Exercise directions: Whenever a line of the data below holds the string "icon", copy that line.

Material supplied:
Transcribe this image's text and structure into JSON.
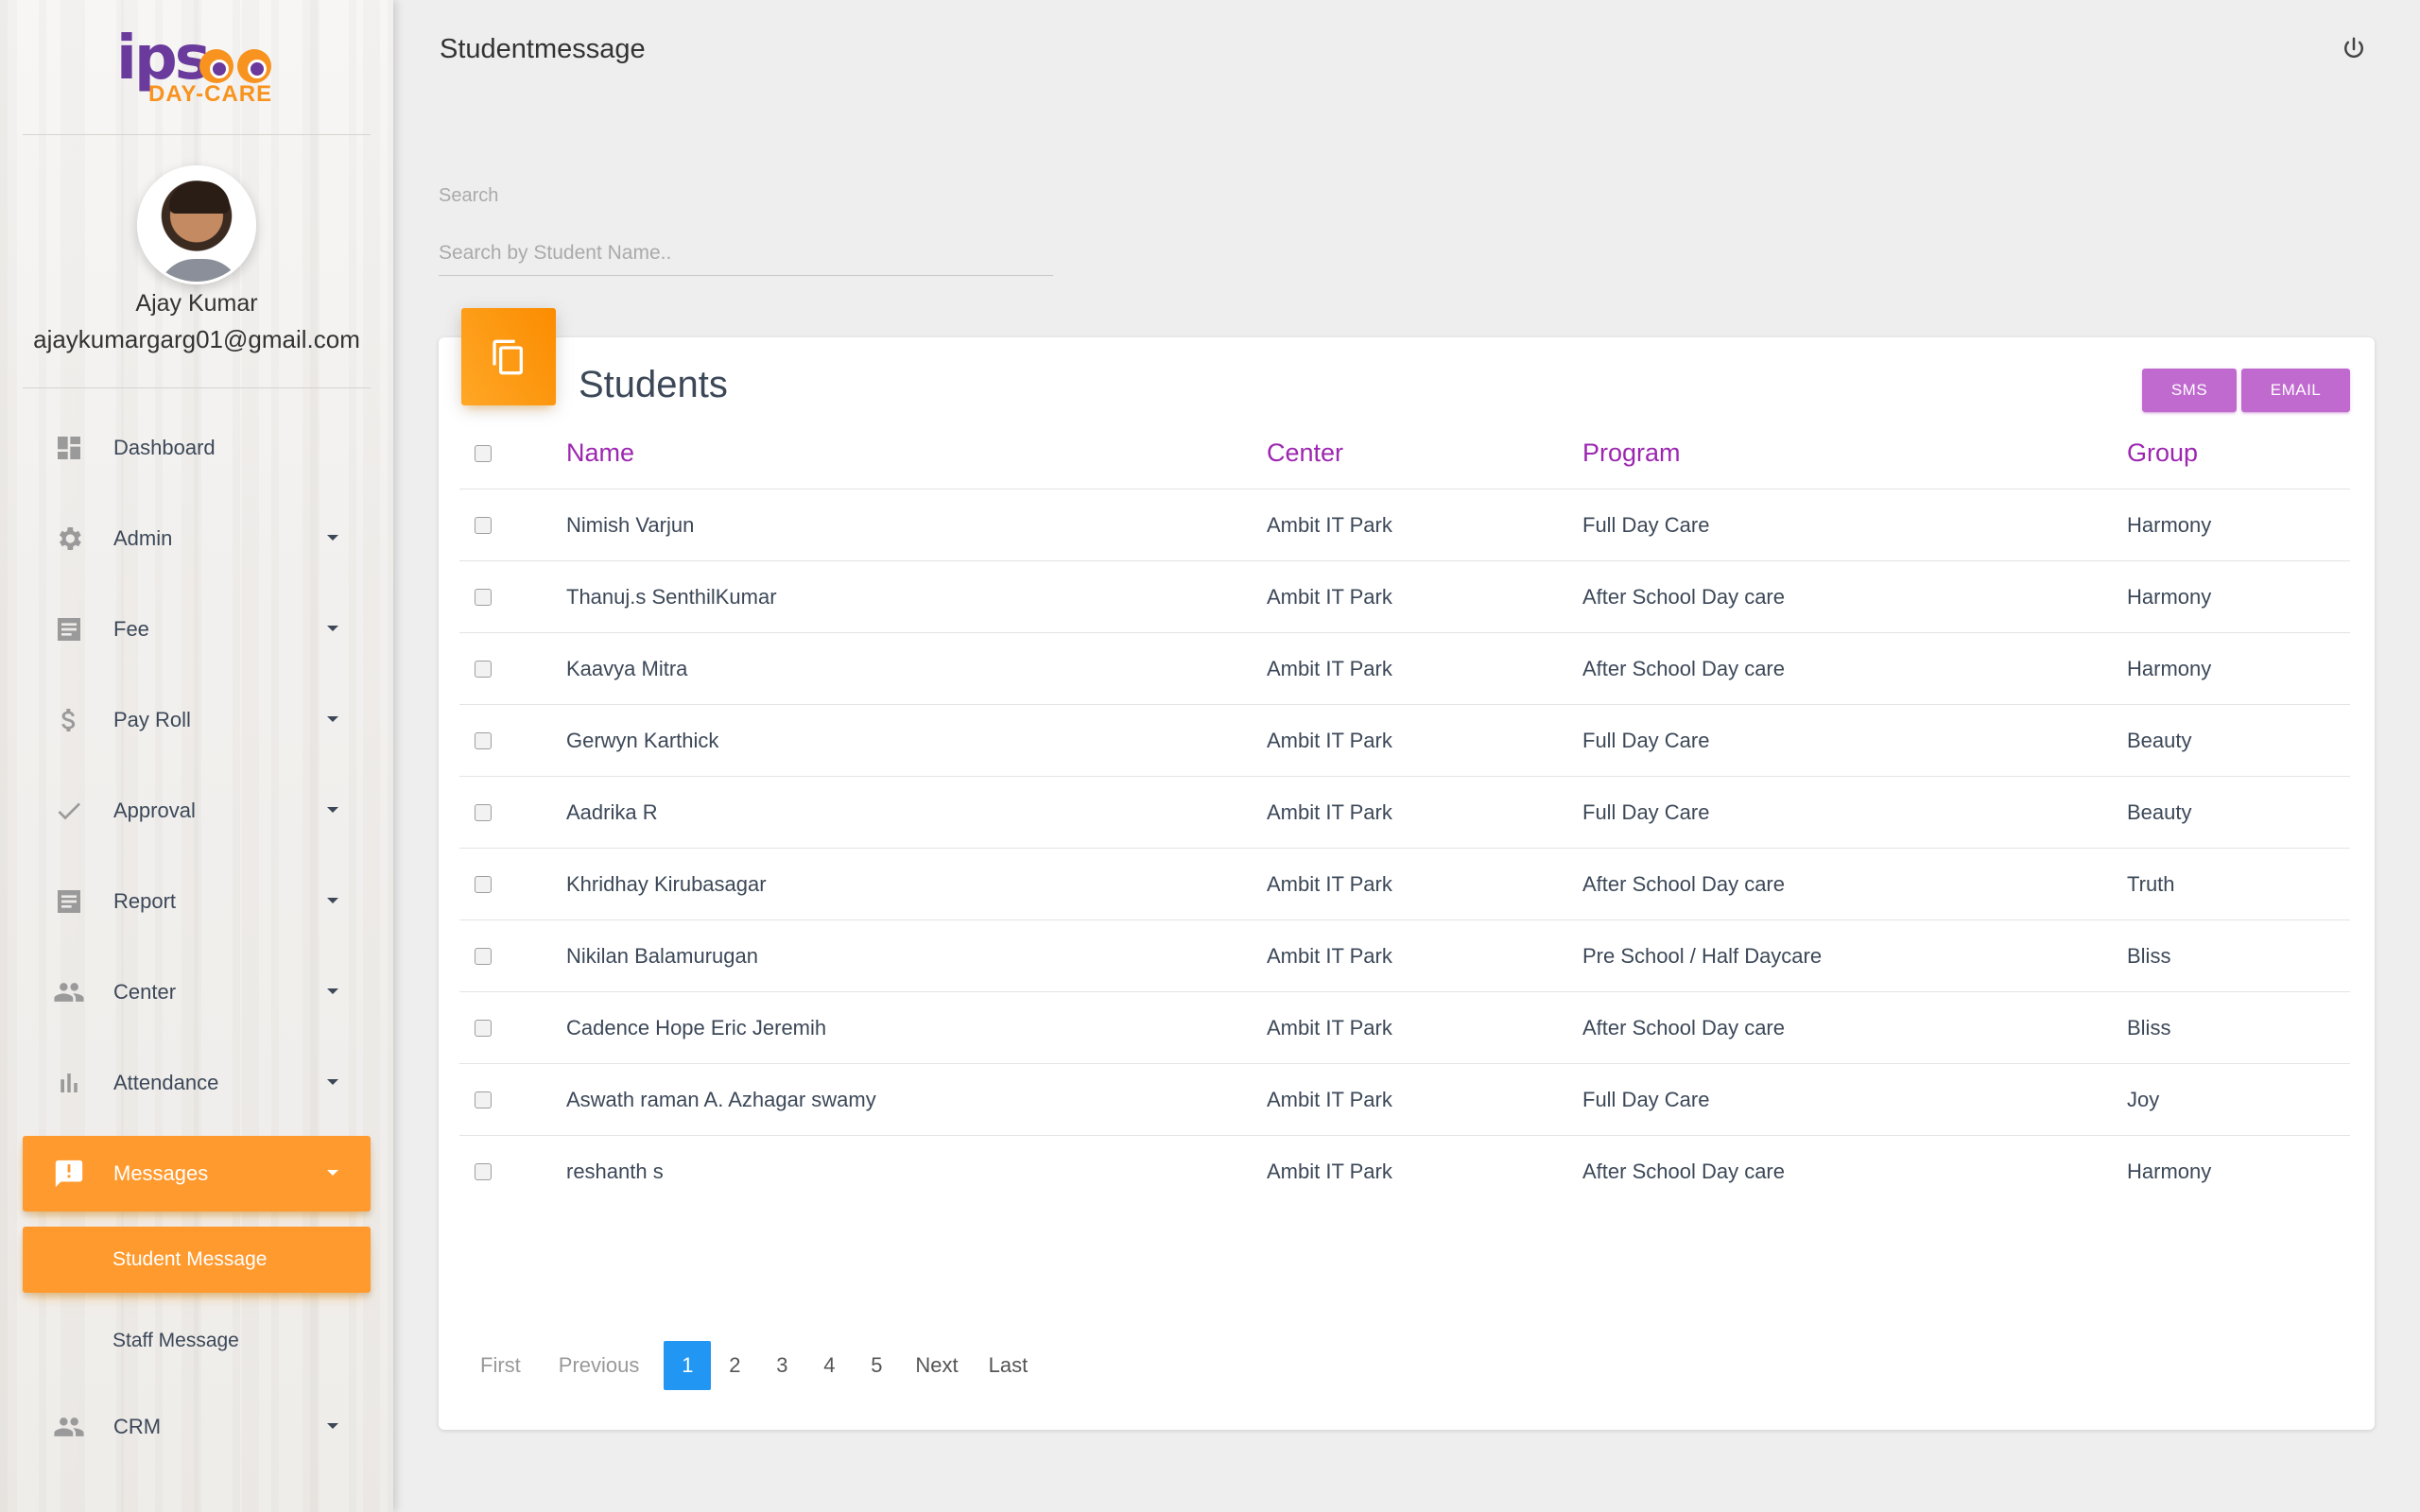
{
  "brand": {
    "logo_main": "ips",
    "logo_sub": "DAY-CARE"
  },
  "user": {
    "name": "Ajay Kumar",
    "email": "ajaykumargarg01@gmail.com"
  },
  "sidebar": {
    "items": [
      {
        "label": "Dashboard",
        "icon": "dashboard-icon"
      },
      {
        "label": "Admin",
        "icon": "gear-icon"
      },
      {
        "label": "Fee",
        "icon": "receipt-icon"
      },
      {
        "label": "Pay Roll",
        "icon": "dollar-icon"
      },
      {
        "label": "Approval",
        "icon": "check-icon"
      },
      {
        "label": "Report",
        "icon": "report-icon"
      },
      {
        "label": "Center",
        "icon": "people-icon"
      },
      {
        "label": "Attendance",
        "icon": "bar-chart-icon"
      },
      {
        "label": "Messages",
        "icon": "message-alert-icon"
      },
      {
        "label": "CRM",
        "icon": "people-icon"
      }
    ],
    "sub_items": [
      {
        "label": "Student Message"
      },
      {
        "label": "Staff Message"
      }
    ]
  },
  "header": {
    "title": "Studentmessage"
  },
  "search": {
    "label": "Search",
    "placeholder": "Search by Student Name.."
  },
  "card": {
    "title": "Students",
    "sms_label": "SMS",
    "email_label": "EMAIL"
  },
  "table": {
    "headers": [
      "Name",
      "Center",
      "Program",
      "Group"
    ],
    "rows": [
      [
        "Nimish Varjun",
        "Ambit IT Park",
        "Full Day Care",
        "Harmony"
      ],
      [
        "Thanuj.s SenthilKumar",
        "Ambit IT Park",
        "After School Day care",
        "Harmony"
      ],
      [
        "Kaavya Mitra",
        "Ambit IT Park",
        "After School Day care",
        "Harmony"
      ],
      [
        "Gerwyn Karthick",
        "Ambit IT Park",
        "Full Day Care",
        "Beauty"
      ],
      [
        "Aadrika R",
        "Ambit IT Park",
        "Full Day Care",
        "Beauty"
      ],
      [
        "Khridhay Kirubasagar",
        "Ambit IT Park",
        "After School Day care",
        "Truth"
      ],
      [
        "Nikilan Balamurugan",
        "Ambit IT Park",
        "Pre School / Half Daycare",
        "Bliss"
      ],
      [
        "Cadence Hope Eric Jeremih",
        "Ambit IT Park",
        "After School Day care",
        "Bliss"
      ],
      [
        "Aswath raman A. Azhagar swamy",
        "Ambit IT Park",
        "Full Day Care",
        "Joy"
      ],
      [
        "reshanth s",
        "Ambit IT Park",
        "After School Day care",
        "Harmony"
      ]
    ]
  },
  "pagination": {
    "first": "First",
    "previous": "Previous",
    "pages": [
      "1",
      "2",
      "3",
      "4",
      "5"
    ],
    "current": "1",
    "next": "Next",
    "last": "Last"
  },
  "colors": {
    "accent_orange": "#ff9a2e",
    "accent_purple": "#9c27b0",
    "button_purple": "#c06ad0",
    "pagination_blue": "#2196f3"
  }
}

The completed task:
        "icon": "dashboard-icon"
        "icon": "gear-icon"
        "icon": "receipt-icon"
        "icon": "dollar-icon"
        "icon": "check-icon"
        "icon": "report-icon"
        "icon": "people-icon"
        "icon": "bar-chart-icon"
        "icon": "message-alert-icon"
        "icon": "people-icon"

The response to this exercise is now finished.